p3| screw blue  17     rome
p4| screw red   14     london
p5| cam   blue  12     paris
p6| cog   red   19     london

Table sp

Table sp is defined with no primary key. Columns s and p refer to tables s and p respectively as foreign keys. The syntax for specifying another table’s primary key as a foreign key is:


The definition of sp is:

 qty:300 200 400 200 100 100 300 400 200 200 300 400)

Display in q.

s  p  qty
s1 p1 300
s1 p2 200
s1 p3 400
s1 p4 200
s4 p5 100

Stock data

The following is a typical layout populated with random data. Load the trades.q script.

q)\l start/trades.q


A trade table might include: date, time, symbol, price, size, condition code.

    price:`real$();size:`int$(); cond:`char$())

q)`trades insert (2013.07.01;10:03:54.347;`IBM;20.83e;40000;"N")
q)`trades insert (2013.07.01;10:04:05.827;`MSFT;88.75e;2000;"B")
date       time         sym  price size  cond
2013.07.01 10:03:54.347 IBM  20.83 40000 N
2013.07.01 10:04:05.827 MSFT 88.75 2000  B

The ? operator will generate random data.

q)tpd:100              / trades per day
q)day:5                / number of days
q)cnt:count syms       / number of syms
q)len:tpd*cnt*day      / total number of trades
q)time:"t"$raze (cnt*day)#enlist 09:30:00+15*til tpd
q)cond:len?" ABCDENZ"

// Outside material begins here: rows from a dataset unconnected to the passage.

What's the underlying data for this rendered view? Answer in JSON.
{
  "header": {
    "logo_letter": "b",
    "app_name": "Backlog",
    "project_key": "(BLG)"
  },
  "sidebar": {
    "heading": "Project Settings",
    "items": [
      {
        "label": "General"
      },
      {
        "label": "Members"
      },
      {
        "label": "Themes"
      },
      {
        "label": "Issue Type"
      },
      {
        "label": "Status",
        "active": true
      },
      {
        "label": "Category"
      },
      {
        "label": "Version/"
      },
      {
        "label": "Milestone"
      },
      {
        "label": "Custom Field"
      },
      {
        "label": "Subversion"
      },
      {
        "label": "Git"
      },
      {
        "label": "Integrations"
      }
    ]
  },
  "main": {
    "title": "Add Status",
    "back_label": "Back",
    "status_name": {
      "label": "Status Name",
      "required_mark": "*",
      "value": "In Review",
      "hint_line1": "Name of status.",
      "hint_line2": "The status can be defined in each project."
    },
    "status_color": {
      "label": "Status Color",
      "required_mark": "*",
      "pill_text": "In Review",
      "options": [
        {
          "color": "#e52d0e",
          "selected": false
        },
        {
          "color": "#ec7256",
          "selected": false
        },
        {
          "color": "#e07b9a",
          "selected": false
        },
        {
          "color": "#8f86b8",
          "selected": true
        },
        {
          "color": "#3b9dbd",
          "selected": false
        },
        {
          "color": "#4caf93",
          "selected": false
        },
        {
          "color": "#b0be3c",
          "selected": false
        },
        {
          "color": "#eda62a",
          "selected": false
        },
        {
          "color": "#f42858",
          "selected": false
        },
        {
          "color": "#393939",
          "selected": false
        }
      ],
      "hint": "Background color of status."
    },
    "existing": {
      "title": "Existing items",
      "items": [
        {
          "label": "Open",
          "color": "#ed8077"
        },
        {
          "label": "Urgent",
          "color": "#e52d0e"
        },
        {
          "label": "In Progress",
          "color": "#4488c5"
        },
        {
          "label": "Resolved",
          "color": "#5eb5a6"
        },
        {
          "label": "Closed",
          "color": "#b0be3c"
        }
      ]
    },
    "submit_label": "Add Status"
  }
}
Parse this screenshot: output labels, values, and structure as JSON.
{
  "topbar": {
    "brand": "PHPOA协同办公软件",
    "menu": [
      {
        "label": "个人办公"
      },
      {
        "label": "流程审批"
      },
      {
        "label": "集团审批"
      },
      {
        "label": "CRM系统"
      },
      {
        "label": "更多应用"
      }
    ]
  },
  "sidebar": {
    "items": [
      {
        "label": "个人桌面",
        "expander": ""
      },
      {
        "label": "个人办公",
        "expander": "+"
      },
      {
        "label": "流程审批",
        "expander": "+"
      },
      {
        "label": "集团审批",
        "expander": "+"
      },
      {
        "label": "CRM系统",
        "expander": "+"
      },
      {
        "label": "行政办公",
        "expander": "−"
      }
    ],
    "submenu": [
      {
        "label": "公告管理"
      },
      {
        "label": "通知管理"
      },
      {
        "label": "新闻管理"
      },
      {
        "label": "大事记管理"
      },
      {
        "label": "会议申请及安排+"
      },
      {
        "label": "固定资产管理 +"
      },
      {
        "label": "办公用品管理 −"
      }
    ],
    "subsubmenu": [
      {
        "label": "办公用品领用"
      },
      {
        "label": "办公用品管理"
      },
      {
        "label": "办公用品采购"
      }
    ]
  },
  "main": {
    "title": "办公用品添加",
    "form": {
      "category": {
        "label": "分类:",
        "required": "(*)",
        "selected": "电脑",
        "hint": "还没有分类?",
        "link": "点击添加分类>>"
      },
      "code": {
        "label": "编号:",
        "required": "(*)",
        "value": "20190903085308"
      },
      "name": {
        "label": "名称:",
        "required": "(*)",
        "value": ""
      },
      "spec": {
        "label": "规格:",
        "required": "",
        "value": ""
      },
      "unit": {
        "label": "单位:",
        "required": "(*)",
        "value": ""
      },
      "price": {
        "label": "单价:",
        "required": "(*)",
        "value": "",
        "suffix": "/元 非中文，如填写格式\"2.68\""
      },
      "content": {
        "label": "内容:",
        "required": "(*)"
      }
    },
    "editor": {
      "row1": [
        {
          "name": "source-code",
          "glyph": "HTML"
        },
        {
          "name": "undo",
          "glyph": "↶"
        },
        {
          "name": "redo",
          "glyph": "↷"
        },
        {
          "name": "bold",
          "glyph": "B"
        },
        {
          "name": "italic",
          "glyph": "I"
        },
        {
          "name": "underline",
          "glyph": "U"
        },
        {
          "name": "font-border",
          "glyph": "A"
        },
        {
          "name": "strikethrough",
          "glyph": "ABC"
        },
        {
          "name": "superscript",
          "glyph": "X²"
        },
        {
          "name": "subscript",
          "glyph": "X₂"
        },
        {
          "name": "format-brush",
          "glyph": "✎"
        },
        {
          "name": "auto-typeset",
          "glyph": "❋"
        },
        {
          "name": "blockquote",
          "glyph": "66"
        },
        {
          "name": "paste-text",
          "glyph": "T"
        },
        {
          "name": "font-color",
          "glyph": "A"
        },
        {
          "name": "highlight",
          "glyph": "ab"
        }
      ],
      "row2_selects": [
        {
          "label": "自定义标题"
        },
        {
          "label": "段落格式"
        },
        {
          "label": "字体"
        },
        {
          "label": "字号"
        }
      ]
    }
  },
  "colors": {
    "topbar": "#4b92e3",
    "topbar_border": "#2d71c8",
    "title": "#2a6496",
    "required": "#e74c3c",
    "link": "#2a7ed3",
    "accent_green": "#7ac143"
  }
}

q)`trades:0#trades      / empty trades table
q)`trades insert (date;time;sym;price;size;cond)
0 1 2 3 4 5 6 7 8 9 10 11 12 13 14 15 16 17 18 19 20 21 22 23 24
q)trades:`date`time xasc trades  / sort on time within date
q)5#trades             / actual values are random
date       time         sym  price    size  cond
2013.07.01 09:30:00.037 AAPL 14.68571 18800 Z
2013.07.01 09:30:00.431 AAPL 88.91143 87600 B
2013.07.01 09:30:00.631 IBM  46.61601 35200 N
2013.07.01 09:30:15.087 UPS  42.53144 36500 A
2013.07.01 09:30:15.142 AAPL 78.99029 42300 B